Resting kindly

Where is our comfort but in the free, uninvolved, finally mysterious beauty and grace of this world, that we did not make, that has no price?

Where is our sanity but there?

Where is our pleasure but in working and resting kindly in the presence of this world?

Wendell Berry, The Art of the Commonplace

Ingrained filters

Out of nowhere, the mind comes forth.
The Diamond Sutra

Working with this koan alters how I might meet the world in two ways. In one twist, it opens life up in a way where I can’t expect anything to happen outside of the now, and in another, the koan takes my attention to my thoughts and opinions about what I come into contact with each moment. …

The fact that I take mundane shrubs, trees, stray cats, and rain squalls for granted or even consider them to be inconvenient nuisances is something the koan quietly forces me to examine more closely. What would life be like without these images, moments, and experiences? Do I create an inner world in which only some of what is present makes it through my ingrained mental filters? If yes, what would happen if I deconstructed these borders and removed them? Maybe everything that graces my life has a subtle extraordinariness and that allowing this connection to blossom on its own is a practice that takes place naturally when I just begin to notice.

Don Dianda, commentary on Zen koans in the Huffington Post


Sometimes it is better, when we we feel groundless and uncertain, to resist the drive to make a situation right or wrong, and instead to trust in an underlying flow.

Once the whole is divided, the parts need names.
There are already enough names.
One must know when to stop.
Knowing when to stop averts trouble.

All things end in the Tao, like a river flowing home to the sea.

Lao Tzu, Tao te Ching, 32


A monk once asked Joshu, ‘Who is my teacher?’

Joshu said, ‘Clouds rising out of the mountains, streams entering the valley without a sound.’

The monk said, ‘I wasn’t asking about them.’

Joshu said, ‘Though they are your teachers, you don’t recognize them.

from Henry Shukman, One Blade of Grass: Finding the Old Road of the Heart

This world

Zen is the opposite of withdrawal from the world. It’s a radical acceptance of life, the pain and suffering no less than the beauty of the dawn skies, of the sea in rain, the mountain dark under morning clouds, and the shopping list. Unless a path leads us back into the world — reincarnates us, as it were — it’s not a complete path. For Zen, this life, this world, is the very absolute. Making a cup of tea, fetching milk from the fridge, standing outside on the front step, watching the remains of a storm drift across the dawn sky, and hearing the drip-drip of rainwater into a puddle from a roof are miracles. The miraculous, in the end, is the fact of anything existing at all.

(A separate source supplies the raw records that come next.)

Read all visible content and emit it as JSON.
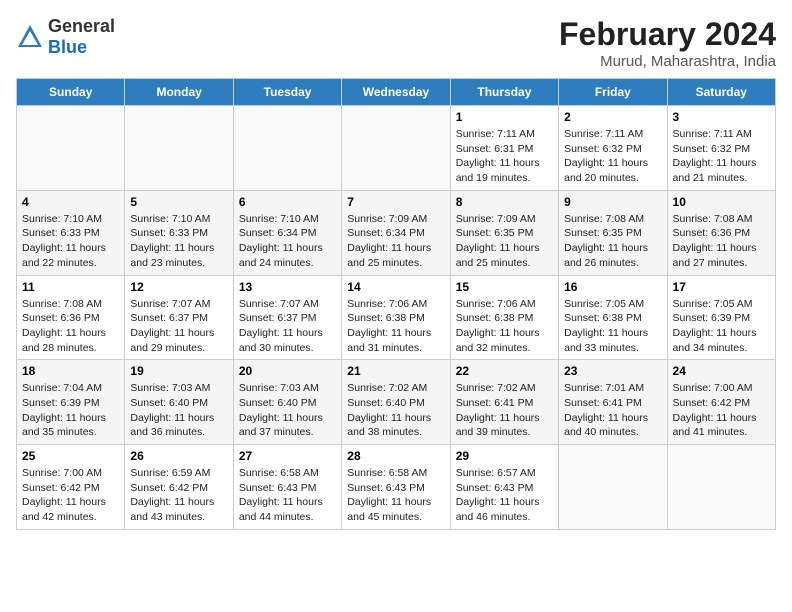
{
  "logo": {
    "text_general": "General",
    "text_blue": "Blue"
  },
  "title": "February 2024",
  "subtitle": "Murud, Maharashtra, India",
  "days_header": [
    "Sunday",
    "Monday",
    "Tuesday",
    "Wednesday",
    "Thursday",
    "Friday",
    "Saturday"
  ],
  "weeks": [
    [
      {
        "day": "",
        "info": ""
      },
      {
        "day": "",
        "info": ""
      },
      {
        "day": "",
        "info": ""
      },
      {
        "day": "",
        "info": ""
      },
      {
        "day": "1",
        "info": "Sunrise: 7:11 AM\nSunset: 6:31 PM\nDaylight: 11 hours\nand 19 minutes."
      },
      {
        "day": "2",
        "info": "Sunrise: 7:11 AM\nSunset: 6:32 PM\nDaylight: 11 hours\nand 20 minutes."
      },
      {
        "day": "3",
        "info": "Sunrise: 7:11 AM\nSunset: 6:32 PM\nDaylight: 11 hours\nand 21 minutes."
      }
    ],
    [
      {
        "day": "4",
        "info": "Sunrise: 7:10 AM\nSunset: 6:33 PM\nDaylight: 11 hours\nand 22 minutes."
      },
      {
        "day": "5",
        "info": "Sunrise: 7:10 AM\nSunset: 6:33 PM\nDaylight: 11 hours\nand 23 minutes."
      },
      {
        "day": "6",
        "info": "Sunrise: 7:10 AM\nSunset: 6:34 PM\nDaylight: 11 hours\nand 24 minutes."
      },
      {
        "day": "7",
        "info": "Sunrise: 7:09 AM\nSunset: 6:34 PM\nDaylight: 11 hours\nand 25 minutes."
      },
      {
        "day": "8",
        "info": "Sunrise: 7:09 AM\nSunset: 6:35 PM\nDaylight: 11 hours\nand 25 minutes."
      },
      {
        "day": "9",
        "info": "Sunrise: 7:08 AM\nSunset: 6:35 PM\nDaylight: 11 hours\nand 26 minutes."
      },
      {
        "day": "10",
        "info": "Sunrise: 7:08 AM\nSunset: 6:36 PM\nDaylight: 11 hours\nand 27 minutes."
      }
    ],
    [
      {
        "day": "11",
        "info": "Sunrise: 7:08 AM\nSunset: 6:36 PM\nDaylight: 11 hours\nand 28 minutes."
      },
      {
        "day": "12",
        "info": "Sunrise: 7:07 AM\nSunset: 6:37 PM\nDaylight: 11 hours\nand 29 minutes."
      },
      {
        "day": "13",
        "info": "Sunrise: 7:07 AM\nSunset: 6:37 PM\nDaylight: 11 hours\nand 30 minutes."
      },
      {
        "day": "14",
        "info": "Sunrise: 7:06 AM\nSunset: 6:38 PM\nDaylight: 11 hours\nand 31 minutes."
      },
      {
        "day": "15",
        "info": "Sunrise: 7:06 AM\nSunset: 6:38 PM\nDaylight: 11 hours\nand 32 minutes."
      },
      {
        "day": "16",
        "info": "Sunrise: 7:05 AM\nSunset: 6:38 PM\nDaylight: 11 hours\nand 33 minutes."
      },
      {
        "day": "17",
        "info": "Sunrise: 7:05 AM\nSunset: 6:39 PM\nDaylight: 11 hours\nand 34 minutes."
      }
    ],
    [
      {
        "day": "18",
        "info": "Sunrise: 7:04 AM\nSunset: 6:39 PM\nDaylight: 11 hours\nand 35 minutes."
      },
      {
        "day": "19",
        "info": "Sunrise: 7:03 AM\nSunset: 6:40 PM\nDaylight: 11 hours\nand 36 minutes."
      },
      {
        "day": "20",
        "info": "Sunrise: 7:03 AM\nSunset: 6:40 PM\nDaylight: 11 hours\nand 37 minutes."
      },
      {
        "day": "21",
        "info": "Sunrise: 7:02 AM\nSunset: 6:40 PM\nDaylight: 11 hours\nand 38 minutes."
      },
      {
        "day": "22",
        "info": "Sunrise: 7:02 AM\nSunset: 6:41 PM\nDaylight: 11 hours\nand 39 minutes."
      },
      {
        "day": "23",
        "info": "Sunrise: 7:01 AM\nSunset: 6:41 PM\nDaylight: 11 hours\nand 40 minutes."
      },
      {
        "day": "24",
        "info": "Sunrise: 7:00 AM\nSunset: 6:42 PM\nDaylight: 11 hours\nand 41 minutes."
      }
    ],
    [
      {
        "day": "25",
        "info": "Sunrise: 7:00 AM\nSunset: 6:42 PM\nDaylight: 11 hours\nand 42 minutes."
      },
      {
        "day": "26",
        "info": "Sunrise: 6:59 AM\nSunset: 6:42 PM\nDaylight: 11 hours\nand 43 minutes."
      },
      {
        "day": "27",
        "info": "Sunrise: 6:58 AM\nSunset: 6:43 PM\nDaylight: 11 hours\nand 44 minutes."
      },
      {
        "day": "28",
        "info": "Sunrise: 6:58 AM\nSunset: 6:43 PM\nDaylight: 11 hours\nand 45 minutes."
      },
      {
        "day": "29",
        "info": "Sunrise: 6:57 AM\nSunset: 6:43 PM\nDaylight: 11 hours\nand 46 minutes."
      },
      {
        "day": "",
        "info": ""
      },
      {
        "day": "",
        "info": ""
      }
    ]
  ]
}
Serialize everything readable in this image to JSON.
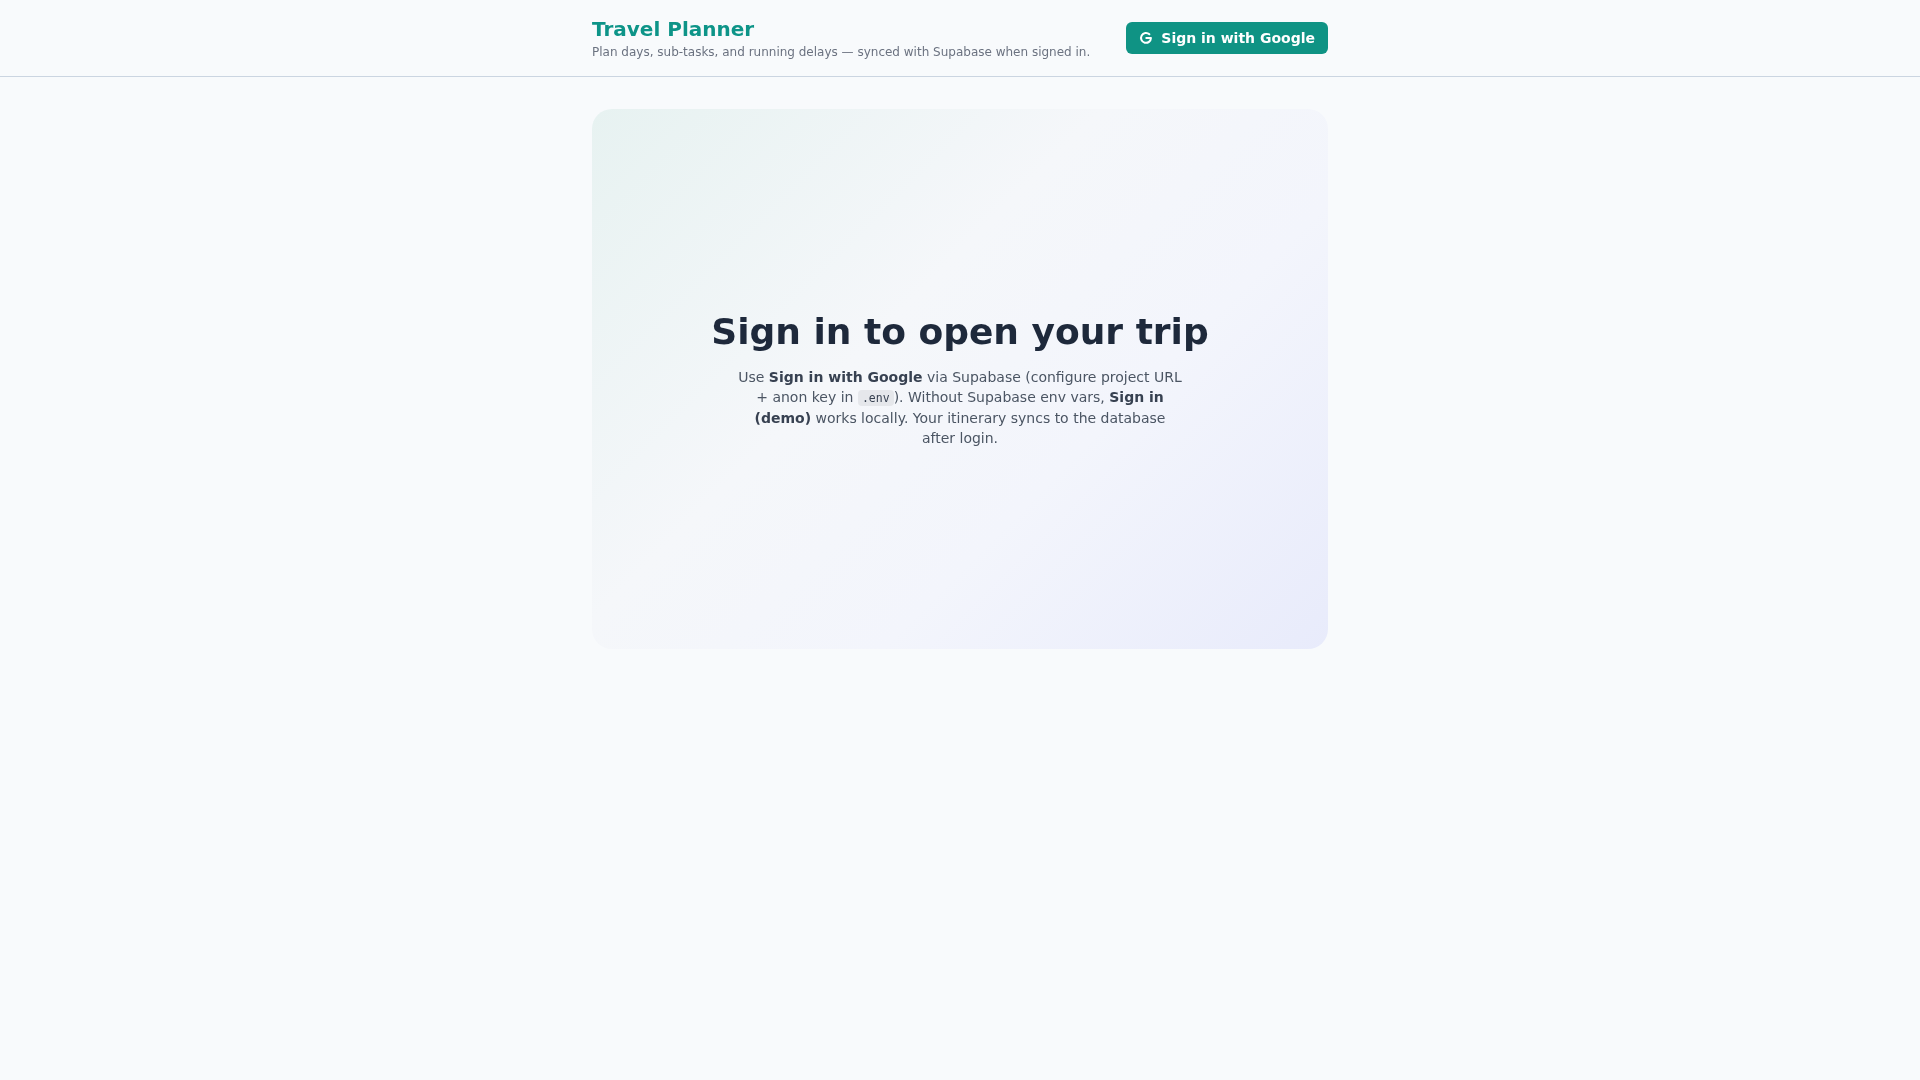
{
  "header": {
    "title": "Travel Planner",
    "subtitle": "Plan days, sub-tasks, and running delays — synced with Supabase when signed in.",
    "sign_in_button": {
      "label": "Sign in with Google"
    }
  },
  "card": {
    "heading": "Sign in to open your trip",
    "message": [
      {
        "kind": "text",
        "text": "Use **Sign in with Google** via Supabase (configure project URL + anon key in "
      },
      {
        "kind": "code",
        "text": ".env"
      },
      {
        "kind": "text",
        "text": "). Without Supabase env vars, **Sign in (demo)** works locally. Your itinerary syncs to the database after login."
      }
    ]
  }
}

Henry Shukman, One Blade of Grass: Finding the Old Road of the Heart, a Zen Memoir